*** Begin section ***
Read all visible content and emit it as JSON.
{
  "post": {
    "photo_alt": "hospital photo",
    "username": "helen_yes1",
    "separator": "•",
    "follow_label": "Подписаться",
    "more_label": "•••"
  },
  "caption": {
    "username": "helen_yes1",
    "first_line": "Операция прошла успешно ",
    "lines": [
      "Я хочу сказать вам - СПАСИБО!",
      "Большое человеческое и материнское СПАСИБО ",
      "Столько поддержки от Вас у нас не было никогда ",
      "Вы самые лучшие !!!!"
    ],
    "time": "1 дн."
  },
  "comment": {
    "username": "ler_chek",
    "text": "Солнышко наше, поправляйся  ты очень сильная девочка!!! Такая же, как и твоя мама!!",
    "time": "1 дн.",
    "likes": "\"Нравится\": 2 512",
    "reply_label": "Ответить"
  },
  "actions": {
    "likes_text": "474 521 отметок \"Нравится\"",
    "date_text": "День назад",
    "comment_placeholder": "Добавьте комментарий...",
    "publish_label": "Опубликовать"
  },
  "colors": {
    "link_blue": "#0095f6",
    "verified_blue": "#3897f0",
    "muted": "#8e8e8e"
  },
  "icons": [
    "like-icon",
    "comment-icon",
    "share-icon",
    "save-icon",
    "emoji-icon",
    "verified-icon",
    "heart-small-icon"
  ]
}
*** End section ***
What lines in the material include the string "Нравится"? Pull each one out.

#### Task output:
    "likes": "\"Нравится\": 2 512",
    "likes_text": "474 521 отметок \"Нравится\"",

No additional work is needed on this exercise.